[ASSIGNED TASK]
When you copy the records that follow, please keep every word exactly as it is and leave out the pictures.

(DATA FOR THIS EXERCISE Opens)

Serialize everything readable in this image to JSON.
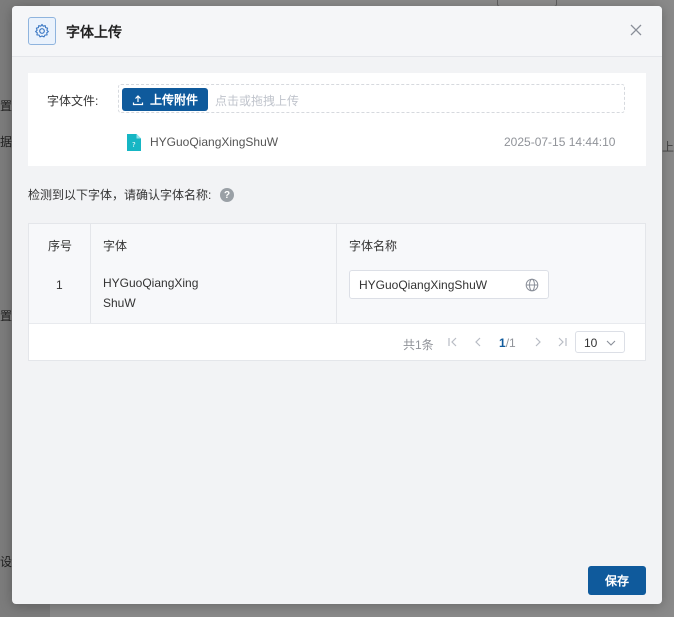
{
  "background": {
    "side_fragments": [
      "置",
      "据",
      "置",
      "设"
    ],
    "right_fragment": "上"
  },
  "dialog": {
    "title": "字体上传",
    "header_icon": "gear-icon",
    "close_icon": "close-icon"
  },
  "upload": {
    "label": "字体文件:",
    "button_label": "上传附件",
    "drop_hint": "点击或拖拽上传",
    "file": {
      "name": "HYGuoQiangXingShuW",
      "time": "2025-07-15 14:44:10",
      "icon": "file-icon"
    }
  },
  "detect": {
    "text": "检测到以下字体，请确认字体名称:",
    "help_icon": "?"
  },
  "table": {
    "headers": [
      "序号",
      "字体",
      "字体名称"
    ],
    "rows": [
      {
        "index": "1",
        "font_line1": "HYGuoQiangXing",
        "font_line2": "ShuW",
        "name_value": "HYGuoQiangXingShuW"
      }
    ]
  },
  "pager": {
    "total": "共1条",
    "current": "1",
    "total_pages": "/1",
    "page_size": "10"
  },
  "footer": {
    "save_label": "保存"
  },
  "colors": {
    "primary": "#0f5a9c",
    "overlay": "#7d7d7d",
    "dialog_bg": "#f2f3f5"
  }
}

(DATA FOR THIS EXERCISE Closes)

[ANSWER FOR THE TASK]
Serialize everything readable in this image to JSON.
{
  "background": {
    "side_fragments": [
      "置",
      "据",
      "置",
      "设"
    ],
    "right_fragment": "上"
  },
  "dialog": {
    "title": "字体上传",
    "header_icon": "gear-icon",
    "close_icon": "close-icon"
  },
  "upload": {
    "label": "字体文件:",
    "button_label": "上传附件",
    "drop_hint": "点击或拖拽上传",
    "file": {
      "name": "HYGuoQiangXingShuW",
      "time": "2025-07-15 14:44:10",
      "icon": "file-icon"
    }
  },
  "detect": {
    "text": "检测到以下字体，请确认字体名称:",
    "help_icon": "?"
  },
  "table": {
    "headers": [
      "序号",
      "字体",
      "字体名称"
    ],
    "rows": [
      {
        "index": "1",
        "font_line1": "HYGuoQiangXing",
        "font_line2": "ShuW",
        "name_value": "HYGuoQiangXingShuW"
      }
    ]
  },
  "pager": {
    "total": "共1条",
    "current": "1",
    "total_pages": "/1",
    "page_size": "10"
  },
  "footer": {
    "save_label": "保存"
  },
  "colors": {
    "primary": "#0f5a9c",
    "overlay": "#7d7d7d",
    "dialog_bg": "#f2f3f5"
  }
}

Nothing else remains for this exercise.